Car insurance policies are designed to cover accidental, sudden, or unanticipated damages. And yes, for most people, sudden engine failure feels like it should fall into that category. But unfortunately, life just isn’t always fair! 

That said, there are certain policies that could cover engine failure, depending on the circumstances. Let’s break them down.

What Type of Insurance Covers Engine Failure?

Mechanical Breakdown Insurance

When buying car insurance, you can opt for mechanical breakdown insurance (MBI) that covers engine failure. Similar to a car warranty, mechanical breakdown coverage is valid for a set period of time. In other words, the MBI works as an extended warranty for auto parts. This could be one of the most sure-fire ways to ensure you’ll be covered if you experience engine failure.

Collision Coverage

If you’ve got collision coverage, you’re in luck: this type of policy pays for damages if the vehicle is hit, no matter who is at fault. If you happen to be the kind of person who rear ends cement pillars (we’re looking at you, Marble Member Jasper), collision coverage will pay for repairs — once you’ve hit your deductible, of course. This means that if your engine failure is caused by a car accident, your collision policy will help pay for the damages and replacement. 

Collision coverage is optional if you own your car outright; if you lease or have a loan for your car, your lender will probably require you to purchase collision coverage.

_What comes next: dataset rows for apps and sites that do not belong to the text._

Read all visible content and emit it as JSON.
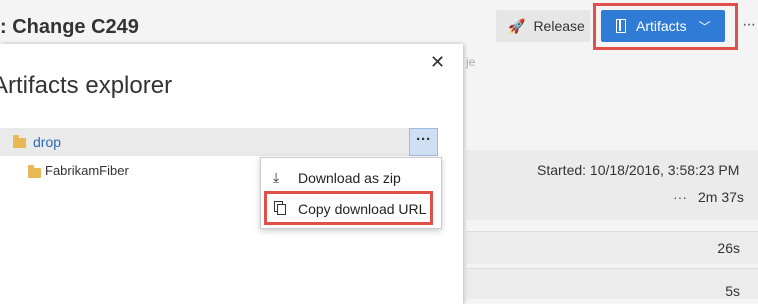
{
  "header": {
    "title": ": Change C249"
  },
  "toolbar": {
    "release_label": "Release",
    "release_icon": "rocket-icon",
    "artifacts_label": "Artifacts",
    "artifacts_icon": "artifact-icon",
    "more_label": "···"
  },
  "background": {
    "partial_text": "je",
    "started": "Started: 10/18/2016, 3:58:23 PM",
    "duration_dots": "···",
    "duration": "2m 37s",
    "rows": [
      {
        "value": "26s"
      },
      {
        "value": "5s"
      }
    ]
  },
  "panel": {
    "title": "Artifacts explorer",
    "close_glyph": "✕",
    "items": [
      {
        "label": "drop",
        "icon": "folder-icon",
        "more": "···"
      },
      {
        "label": "FabrikamFiber",
        "icon": "folder-icon"
      }
    ]
  },
  "context_menu": {
    "items": [
      {
        "label": "Download as zip",
        "icon": "download-icon",
        "glyph": "⤓"
      },
      {
        "label": "Copy download URL",
        "icon": "copy-icon"
      }
    ]
  },
  "colors": {
    "accent": "#2f7bd6",
    "highlight": "#e0504b",
    "folder": "#e8b756"
  }
}
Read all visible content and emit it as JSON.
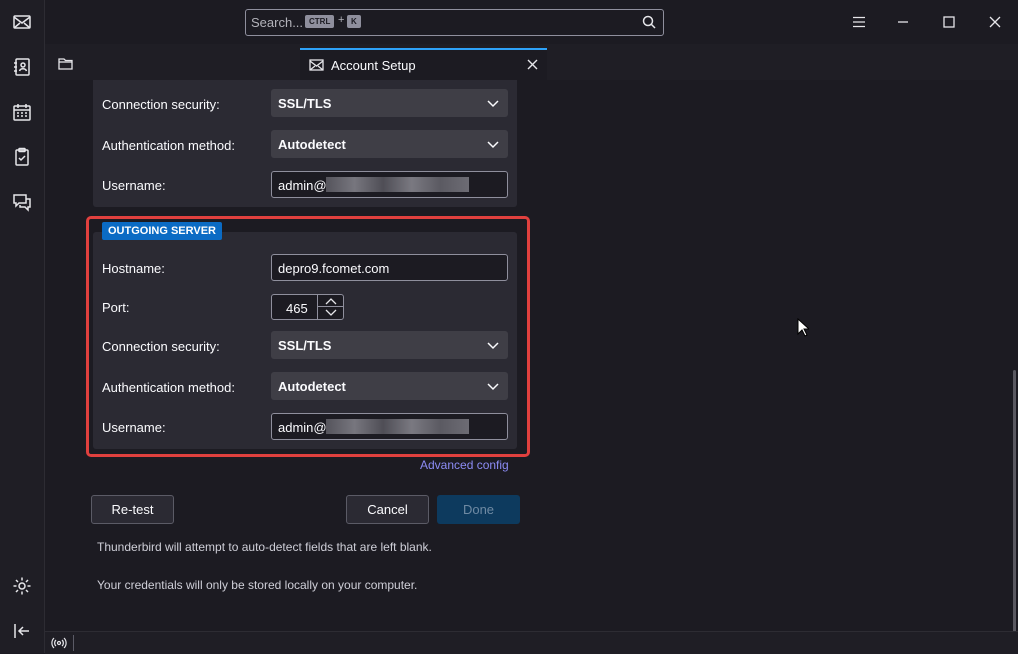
{
  "app": {
    "search_placeholder": "Search...",
    "shortcut_key1": "CTRL",
    "shortcut_plus": "+",
    "shortcut_key2": "K"
  },
  "tab": {
    "title": "Account Setup"
  },
  "incoming": {
    "connection_security_label": "Connection security:",
    "connection_security_value": "SSL/TLS",
    "auth_method_label": "Authentication method:",
    "auth_method_value": "Autodetect",
    "username_label": "Username:",
    "username_value": "admin@"
  },
  "outgoing": {
    "badge": "OUTGOING SERVER",
    "hostname_label": "Hostname:",
    "hostname_value": "depro9.fcomet.com",
    "port_label": "Port:",
    "port_value": "465",
    "connection_security_label": "Connection security:",
    "connection_security_value": "SSL/TLS",
    "auth_method_label": "Authentication method:",
    "auth_method_value": "Autodetect",
    "username_label": "Username:",
    "username_value": "admin@"
  },
  "links": {
    "advanced_config": "Advanced config"
  },
  "buttons": {
    "retest": "Re-test",
    "cancel": "Cancel",
    "done": "Done"
  },
  "hints": {
    "autodetect": "Thunderbird will attempt to auto-detect fields that are left blank.",
    "credentials": "Your credentials will only be stored locally on your computer."
  },
  "colors": {
    "accent": "#0b6bc4",
    "highlight": "#e0403e",
    "link": "#8c8cf5"
  }
}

Comprehensive Coverage

Most policy holders buy their collision policy along with comprehensive coverage, which protects you in case of everything excluding a collision. For example, if your engine fails because someone tampers with the car while trying to steal your catalytic converter, then your comprehensive coverage will pay for the replacement. The same holds true if your car is battered in a hail storm, stolen, flooded, struck by a fallen tree owing to some other natural phenomena, or any damage caused by a named peril. So read your policy closely!

However, how much your policy covers and how much you pay depends upon your deductible. But as a general rule of thumb, remember that the higher the deductible, the lower the premium tends to be.

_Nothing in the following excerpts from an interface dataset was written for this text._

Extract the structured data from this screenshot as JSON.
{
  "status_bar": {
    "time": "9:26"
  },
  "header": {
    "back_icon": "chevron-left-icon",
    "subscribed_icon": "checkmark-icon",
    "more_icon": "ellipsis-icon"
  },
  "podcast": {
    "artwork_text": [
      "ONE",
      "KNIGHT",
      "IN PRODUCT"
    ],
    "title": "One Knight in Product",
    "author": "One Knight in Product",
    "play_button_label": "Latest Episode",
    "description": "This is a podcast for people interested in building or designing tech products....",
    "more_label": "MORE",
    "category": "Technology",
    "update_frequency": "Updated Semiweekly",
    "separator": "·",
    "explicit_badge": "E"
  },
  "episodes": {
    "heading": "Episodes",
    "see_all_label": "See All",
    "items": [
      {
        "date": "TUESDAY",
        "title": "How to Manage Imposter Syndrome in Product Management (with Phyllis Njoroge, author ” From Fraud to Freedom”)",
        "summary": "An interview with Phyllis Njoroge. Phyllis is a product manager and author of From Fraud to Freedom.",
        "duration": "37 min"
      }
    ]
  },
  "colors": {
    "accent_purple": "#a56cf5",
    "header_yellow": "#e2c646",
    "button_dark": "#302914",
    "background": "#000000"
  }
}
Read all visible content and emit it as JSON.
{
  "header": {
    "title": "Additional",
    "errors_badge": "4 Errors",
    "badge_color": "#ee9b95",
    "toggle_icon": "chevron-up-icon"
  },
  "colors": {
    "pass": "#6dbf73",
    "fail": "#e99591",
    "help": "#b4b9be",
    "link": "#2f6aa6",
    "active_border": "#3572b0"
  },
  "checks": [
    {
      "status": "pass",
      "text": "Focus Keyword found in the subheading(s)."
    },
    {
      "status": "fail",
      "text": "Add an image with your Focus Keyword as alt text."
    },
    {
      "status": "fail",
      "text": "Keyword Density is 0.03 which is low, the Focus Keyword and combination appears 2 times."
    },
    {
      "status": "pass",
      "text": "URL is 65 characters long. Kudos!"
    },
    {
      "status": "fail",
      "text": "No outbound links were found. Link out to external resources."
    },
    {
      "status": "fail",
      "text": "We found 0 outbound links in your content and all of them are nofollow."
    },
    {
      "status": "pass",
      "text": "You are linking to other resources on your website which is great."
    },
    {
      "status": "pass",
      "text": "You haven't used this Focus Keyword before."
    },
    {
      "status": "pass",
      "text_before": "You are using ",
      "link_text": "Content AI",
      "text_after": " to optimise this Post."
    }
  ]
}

Liability Coverage

If you have liability coverage, insurance will pay for the damages if the accident is your fault. This means that if you happen to cause someone else’s engine to fail, your liability policy will pay for the replacement parts, as well as any medical expenses. (And the same would be true if your engine fails due to an accident — if the person who hit you has liability coverage, that policy would cover your engine failure). Just keep in mind that you’re responsible for any amount above the insurance coverage limit. 

Uninsured Motorist Coverage

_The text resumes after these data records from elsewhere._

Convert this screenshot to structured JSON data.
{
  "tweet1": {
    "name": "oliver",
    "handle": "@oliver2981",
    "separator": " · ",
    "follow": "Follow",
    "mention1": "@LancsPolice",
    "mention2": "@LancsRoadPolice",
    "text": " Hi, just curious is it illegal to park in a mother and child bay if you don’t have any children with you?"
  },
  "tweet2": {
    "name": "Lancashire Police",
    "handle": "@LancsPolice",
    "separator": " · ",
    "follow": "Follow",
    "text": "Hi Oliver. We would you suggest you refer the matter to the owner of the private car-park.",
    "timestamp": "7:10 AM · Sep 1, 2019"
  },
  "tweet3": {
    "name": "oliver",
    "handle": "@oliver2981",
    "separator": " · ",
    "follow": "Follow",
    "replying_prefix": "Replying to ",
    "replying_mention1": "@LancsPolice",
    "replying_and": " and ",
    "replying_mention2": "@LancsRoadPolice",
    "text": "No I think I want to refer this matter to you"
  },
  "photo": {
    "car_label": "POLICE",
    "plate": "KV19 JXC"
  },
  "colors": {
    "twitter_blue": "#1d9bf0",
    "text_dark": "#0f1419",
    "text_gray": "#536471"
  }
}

According to the Insurance Information Institute, around one in eight drivers in 2019 were on the road and uninsured. That’s a lot of people driving without protection, especially since nearly every state has a minimum requirement for car insurance. 

With that in mind, you may want to consider an uninsured motorist policy, since it pays for the expenses if the at-fault driver doesn’t have insurance and cannot pay themself. When it comes to engine failure, this type of coverage may cover repair costs only if the failure can be linked directly to an accident with an uninsured driver.

Find the Coverage You Need with Marble

Engine failure can be scary and unexpected — and while there’s no way to predict car failure, at least there’s insurance for when life gets messy. So if you want to make sure you’ve got the right coverage no matter what the emergency, make sure to read through your documents closely. And if you’re not satisfied with the insurance you currently have, we recommend you shop around and compare what’s out there. 

One way to do that: Sign up for Marble, where you can compare rates and view coverage options so that you can find the best plan for your budget and your engine. Then, keep track of all your policies in a digital wallet and earn rewards just for having insurance.